Mr Amandeep Singh Gill (Executive Director, Secretariat of the High-Level Panel on Digital Cooperation, ex officio) said that ethics have always played a role in ambiguous situations. There needs to be the commitment to human agency, so this has to be followed up with the commitment to global and multistakeholder collaboration. We also need to maximise the enabling role for the sustainable development goals (SDGs) guardrails to prevent misuse and reduce the risk of social and individual harm.
Ms Mei Lin Fung (Co-Founder, People Centered Internet) said that there is a dependency on AI without the institutional in commercial guardrails to use them wisely. We face the threat of technological imperialism and colonisation if we are not prepared.
Dr Salma Abbasi (Chairperson and CEO, The eWorldwide Group) talked about the educational side of things, she said there needs to be a kind of framework and policies and governments to be put into place. We are not exposed to ethics in AI until we become a graduate or an employee in an organisation, but by this point it is too late. This makes it more difficult to voice ethical concerns when exposed to commercial pressures.
Mr Konstantinos Karachalios (Managing Director, IEEE) said that in order to have the AI systems benefit us they need to be ready to predict, plan better and optimise. AI has a huge potential to help humans achieve a level of sufficiency in food and resources.
Dr Katie Evans (PhD Philosophy) talked about two capacities that have been complimentary in the course of human progress, however suddenly they are now at odds. The capacity humans have to make tools to use as a means to an end and the agency in autonomy. We have become enamoured with these tools, as a result, we have become so driven to optimise, giving up a great deal of agency and autonomy.
Mr Nicolas Miailhe (Co-Founder and Director, The Future Society) said that ethics unfolds in the reality of everyday practices of people as it emerges from the ground of the digital and global. Therefore, it is a global phenomenon requiring global co-ordination kind of articulating. There is a need to solve for everyone in a way that addresses the universal, yet respects pluralism diversity and the fact that we may not all want the same future in a granular level remains a difficult challenge since the digital revolution is in the concentration of wealth and power.
Ms Adriana Eufrasina Bora (Student, International Public Management) emphasised that we need to build technology which is assigned in the framework of social ethical principles. It is important to have an understanding that AI interacts with society on so many levels that we cannot find one solution that fits all.

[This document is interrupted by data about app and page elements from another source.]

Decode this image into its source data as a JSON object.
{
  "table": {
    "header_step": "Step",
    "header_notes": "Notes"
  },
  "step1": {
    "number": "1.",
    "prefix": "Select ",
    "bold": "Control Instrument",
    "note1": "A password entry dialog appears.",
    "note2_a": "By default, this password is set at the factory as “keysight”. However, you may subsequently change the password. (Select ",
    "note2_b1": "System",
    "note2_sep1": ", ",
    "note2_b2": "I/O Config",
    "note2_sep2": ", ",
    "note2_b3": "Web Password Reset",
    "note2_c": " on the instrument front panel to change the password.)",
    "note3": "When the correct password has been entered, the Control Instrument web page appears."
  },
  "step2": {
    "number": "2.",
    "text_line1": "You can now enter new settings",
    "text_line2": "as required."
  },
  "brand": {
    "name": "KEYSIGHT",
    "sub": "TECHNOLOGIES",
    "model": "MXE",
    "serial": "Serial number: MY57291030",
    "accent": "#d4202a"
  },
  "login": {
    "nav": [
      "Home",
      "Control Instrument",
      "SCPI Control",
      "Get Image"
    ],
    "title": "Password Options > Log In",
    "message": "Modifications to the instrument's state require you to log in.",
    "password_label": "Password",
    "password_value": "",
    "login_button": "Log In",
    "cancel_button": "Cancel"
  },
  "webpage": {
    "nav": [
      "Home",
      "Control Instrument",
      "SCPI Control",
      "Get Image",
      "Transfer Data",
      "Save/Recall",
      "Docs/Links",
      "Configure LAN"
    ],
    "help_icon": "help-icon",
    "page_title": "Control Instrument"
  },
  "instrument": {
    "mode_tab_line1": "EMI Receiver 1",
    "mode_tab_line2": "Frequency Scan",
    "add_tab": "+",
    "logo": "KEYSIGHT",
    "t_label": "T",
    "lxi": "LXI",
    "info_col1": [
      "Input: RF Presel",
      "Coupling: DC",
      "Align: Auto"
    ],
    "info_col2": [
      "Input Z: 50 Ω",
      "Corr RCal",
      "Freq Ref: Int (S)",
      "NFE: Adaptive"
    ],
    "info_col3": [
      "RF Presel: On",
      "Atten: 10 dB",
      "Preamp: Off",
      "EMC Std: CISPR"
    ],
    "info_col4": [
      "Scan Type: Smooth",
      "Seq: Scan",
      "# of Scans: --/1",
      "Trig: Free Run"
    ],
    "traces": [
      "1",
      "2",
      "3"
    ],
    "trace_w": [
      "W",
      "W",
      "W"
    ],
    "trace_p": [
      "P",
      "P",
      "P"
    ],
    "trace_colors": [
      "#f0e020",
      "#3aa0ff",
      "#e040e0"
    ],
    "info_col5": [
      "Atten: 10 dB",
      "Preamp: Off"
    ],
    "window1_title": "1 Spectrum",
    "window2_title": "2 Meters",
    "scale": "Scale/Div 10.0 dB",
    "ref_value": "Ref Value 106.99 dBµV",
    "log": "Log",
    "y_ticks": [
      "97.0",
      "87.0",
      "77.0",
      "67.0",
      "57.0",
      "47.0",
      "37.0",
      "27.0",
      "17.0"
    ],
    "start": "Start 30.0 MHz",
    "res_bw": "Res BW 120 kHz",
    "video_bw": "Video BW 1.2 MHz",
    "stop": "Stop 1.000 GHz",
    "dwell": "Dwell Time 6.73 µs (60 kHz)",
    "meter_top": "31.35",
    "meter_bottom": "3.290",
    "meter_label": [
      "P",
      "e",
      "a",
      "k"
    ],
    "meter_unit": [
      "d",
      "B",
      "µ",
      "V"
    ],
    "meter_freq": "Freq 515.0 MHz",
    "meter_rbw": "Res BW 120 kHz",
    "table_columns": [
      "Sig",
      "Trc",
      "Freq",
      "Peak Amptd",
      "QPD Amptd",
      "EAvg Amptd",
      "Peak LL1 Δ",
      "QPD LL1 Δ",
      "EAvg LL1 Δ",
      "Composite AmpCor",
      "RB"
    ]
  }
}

Digital literacy is important, but it is not sufficient to prepare students to be able to enter the label market, if we need to prepare the younger generations.
All the panellists agree on the urgency for a mulitskatholder co-operation and collaboration for governance, regulation, and implementation to work as desired.
By Jainee Feliz-Cabrera